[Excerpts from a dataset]

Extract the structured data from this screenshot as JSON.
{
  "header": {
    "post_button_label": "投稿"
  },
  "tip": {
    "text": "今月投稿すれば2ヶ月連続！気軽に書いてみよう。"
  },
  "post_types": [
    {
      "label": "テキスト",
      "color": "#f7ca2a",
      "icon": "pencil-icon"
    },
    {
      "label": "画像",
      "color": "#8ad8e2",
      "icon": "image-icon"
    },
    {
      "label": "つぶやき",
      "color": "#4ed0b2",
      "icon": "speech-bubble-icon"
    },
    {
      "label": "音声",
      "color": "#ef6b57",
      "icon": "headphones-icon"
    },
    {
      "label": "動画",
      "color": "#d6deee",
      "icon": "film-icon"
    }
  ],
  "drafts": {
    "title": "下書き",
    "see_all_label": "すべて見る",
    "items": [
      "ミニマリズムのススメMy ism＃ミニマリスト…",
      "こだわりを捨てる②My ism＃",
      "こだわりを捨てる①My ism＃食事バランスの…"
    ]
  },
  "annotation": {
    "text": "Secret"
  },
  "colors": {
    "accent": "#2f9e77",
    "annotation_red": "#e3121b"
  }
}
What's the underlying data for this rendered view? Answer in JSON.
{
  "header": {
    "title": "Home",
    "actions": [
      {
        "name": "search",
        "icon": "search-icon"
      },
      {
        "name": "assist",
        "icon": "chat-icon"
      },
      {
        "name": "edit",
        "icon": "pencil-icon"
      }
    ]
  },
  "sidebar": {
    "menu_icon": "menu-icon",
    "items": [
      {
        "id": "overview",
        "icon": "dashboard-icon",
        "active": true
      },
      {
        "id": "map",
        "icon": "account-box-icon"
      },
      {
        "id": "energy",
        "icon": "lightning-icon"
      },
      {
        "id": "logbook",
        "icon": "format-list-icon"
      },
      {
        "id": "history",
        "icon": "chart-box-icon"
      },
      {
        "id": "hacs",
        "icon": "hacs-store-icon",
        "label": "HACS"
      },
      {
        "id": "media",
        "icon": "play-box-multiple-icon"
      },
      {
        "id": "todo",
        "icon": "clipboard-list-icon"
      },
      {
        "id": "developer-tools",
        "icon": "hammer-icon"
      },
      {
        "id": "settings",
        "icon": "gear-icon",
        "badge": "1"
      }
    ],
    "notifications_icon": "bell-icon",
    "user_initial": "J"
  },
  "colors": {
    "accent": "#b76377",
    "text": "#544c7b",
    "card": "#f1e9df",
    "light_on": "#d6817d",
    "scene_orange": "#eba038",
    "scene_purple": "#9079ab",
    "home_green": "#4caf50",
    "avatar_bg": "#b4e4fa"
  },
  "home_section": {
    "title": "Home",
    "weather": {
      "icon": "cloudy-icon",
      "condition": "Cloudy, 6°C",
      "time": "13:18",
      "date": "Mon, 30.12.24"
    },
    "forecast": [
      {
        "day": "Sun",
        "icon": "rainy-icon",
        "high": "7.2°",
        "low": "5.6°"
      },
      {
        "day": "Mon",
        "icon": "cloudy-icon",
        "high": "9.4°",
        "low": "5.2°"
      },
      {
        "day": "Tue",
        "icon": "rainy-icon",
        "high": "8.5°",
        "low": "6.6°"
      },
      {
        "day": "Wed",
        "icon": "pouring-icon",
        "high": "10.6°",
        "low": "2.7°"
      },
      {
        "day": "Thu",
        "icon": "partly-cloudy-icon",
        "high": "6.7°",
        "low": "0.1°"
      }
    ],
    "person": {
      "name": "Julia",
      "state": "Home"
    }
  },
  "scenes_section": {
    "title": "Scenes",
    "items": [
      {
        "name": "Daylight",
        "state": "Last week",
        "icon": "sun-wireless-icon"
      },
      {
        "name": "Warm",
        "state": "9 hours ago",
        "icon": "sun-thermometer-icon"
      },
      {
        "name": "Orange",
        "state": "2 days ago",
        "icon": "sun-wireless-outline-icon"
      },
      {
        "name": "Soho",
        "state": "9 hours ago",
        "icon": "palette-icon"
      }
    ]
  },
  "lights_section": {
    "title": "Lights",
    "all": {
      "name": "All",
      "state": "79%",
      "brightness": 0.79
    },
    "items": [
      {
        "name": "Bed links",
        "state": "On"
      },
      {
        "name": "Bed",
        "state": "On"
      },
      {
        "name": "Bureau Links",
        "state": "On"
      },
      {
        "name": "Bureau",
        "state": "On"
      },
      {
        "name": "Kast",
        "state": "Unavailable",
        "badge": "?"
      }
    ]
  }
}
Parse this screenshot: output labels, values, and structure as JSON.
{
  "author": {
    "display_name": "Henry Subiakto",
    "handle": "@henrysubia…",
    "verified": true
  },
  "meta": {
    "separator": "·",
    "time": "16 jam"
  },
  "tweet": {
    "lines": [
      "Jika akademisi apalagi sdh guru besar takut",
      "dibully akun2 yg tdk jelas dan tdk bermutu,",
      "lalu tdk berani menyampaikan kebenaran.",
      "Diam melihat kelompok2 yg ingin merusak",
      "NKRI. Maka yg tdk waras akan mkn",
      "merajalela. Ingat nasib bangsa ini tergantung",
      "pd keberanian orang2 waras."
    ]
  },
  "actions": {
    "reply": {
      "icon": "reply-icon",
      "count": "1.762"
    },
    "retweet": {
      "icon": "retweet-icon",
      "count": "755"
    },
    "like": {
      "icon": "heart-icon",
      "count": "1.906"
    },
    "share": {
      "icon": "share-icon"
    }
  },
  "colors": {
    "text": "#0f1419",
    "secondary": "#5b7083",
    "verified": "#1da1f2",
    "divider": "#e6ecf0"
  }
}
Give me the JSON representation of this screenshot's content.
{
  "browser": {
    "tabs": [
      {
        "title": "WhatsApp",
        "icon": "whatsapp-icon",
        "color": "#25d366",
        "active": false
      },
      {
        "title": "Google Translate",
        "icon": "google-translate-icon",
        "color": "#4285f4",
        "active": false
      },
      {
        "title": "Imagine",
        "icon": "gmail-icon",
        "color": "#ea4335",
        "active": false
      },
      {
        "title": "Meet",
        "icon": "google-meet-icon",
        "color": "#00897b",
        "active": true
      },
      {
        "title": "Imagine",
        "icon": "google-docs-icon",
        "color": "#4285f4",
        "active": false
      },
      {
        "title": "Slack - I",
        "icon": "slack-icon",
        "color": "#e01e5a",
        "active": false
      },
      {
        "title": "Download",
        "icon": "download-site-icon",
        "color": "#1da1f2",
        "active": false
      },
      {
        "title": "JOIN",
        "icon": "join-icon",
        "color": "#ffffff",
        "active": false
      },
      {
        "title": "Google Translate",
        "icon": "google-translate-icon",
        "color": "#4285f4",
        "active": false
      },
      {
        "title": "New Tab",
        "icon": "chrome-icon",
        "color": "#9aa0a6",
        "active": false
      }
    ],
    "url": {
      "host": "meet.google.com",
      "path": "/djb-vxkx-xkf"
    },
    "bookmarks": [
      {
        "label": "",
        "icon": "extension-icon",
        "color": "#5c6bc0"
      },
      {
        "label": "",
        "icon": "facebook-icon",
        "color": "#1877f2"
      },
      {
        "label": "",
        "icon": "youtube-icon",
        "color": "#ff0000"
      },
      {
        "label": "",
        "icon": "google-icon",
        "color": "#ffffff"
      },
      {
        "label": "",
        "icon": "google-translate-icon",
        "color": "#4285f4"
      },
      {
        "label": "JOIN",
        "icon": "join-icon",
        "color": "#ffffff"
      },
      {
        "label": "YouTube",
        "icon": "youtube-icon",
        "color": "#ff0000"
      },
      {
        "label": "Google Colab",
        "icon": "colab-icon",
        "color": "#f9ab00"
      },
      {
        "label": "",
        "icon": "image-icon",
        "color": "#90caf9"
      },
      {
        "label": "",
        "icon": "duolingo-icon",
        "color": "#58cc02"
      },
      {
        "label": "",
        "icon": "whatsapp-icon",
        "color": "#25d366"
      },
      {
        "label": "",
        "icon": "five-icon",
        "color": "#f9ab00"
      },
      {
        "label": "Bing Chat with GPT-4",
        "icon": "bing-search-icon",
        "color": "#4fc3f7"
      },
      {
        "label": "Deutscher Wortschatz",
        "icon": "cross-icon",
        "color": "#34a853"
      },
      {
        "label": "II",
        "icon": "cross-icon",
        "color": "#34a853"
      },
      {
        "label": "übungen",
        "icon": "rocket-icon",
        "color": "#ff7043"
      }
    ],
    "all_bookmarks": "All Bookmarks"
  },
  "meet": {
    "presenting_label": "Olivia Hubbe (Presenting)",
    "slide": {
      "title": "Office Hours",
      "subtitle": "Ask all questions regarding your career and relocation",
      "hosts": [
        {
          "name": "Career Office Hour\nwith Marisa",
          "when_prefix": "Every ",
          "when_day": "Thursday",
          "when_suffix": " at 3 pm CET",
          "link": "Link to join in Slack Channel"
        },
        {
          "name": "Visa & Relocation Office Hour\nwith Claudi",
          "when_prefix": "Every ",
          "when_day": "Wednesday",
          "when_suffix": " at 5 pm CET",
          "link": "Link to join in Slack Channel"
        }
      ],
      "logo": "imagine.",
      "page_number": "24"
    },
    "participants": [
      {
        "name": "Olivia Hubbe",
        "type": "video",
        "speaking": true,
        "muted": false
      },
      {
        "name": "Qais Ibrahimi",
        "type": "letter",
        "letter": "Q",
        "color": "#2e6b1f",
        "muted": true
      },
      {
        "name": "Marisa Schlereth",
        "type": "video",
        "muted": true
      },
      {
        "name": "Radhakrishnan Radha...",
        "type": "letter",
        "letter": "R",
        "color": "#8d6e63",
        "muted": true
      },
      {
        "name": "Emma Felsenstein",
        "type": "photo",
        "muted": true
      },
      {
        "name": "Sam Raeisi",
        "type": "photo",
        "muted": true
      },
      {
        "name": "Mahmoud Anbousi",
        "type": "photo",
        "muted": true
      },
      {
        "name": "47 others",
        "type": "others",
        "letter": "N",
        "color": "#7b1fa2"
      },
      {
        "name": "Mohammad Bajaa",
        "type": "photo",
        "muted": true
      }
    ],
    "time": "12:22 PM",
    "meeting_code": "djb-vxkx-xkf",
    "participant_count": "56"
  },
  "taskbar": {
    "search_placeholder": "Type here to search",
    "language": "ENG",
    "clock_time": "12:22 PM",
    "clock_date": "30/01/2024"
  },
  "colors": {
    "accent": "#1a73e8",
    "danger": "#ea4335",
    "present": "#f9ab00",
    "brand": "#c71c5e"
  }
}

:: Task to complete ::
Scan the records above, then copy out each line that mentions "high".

:: Written answer ::
        "high": "7.2°",
        "high": "9.4°",
        "high": "8.5°",
        "high": "10.6°",
        "high": "6.7°",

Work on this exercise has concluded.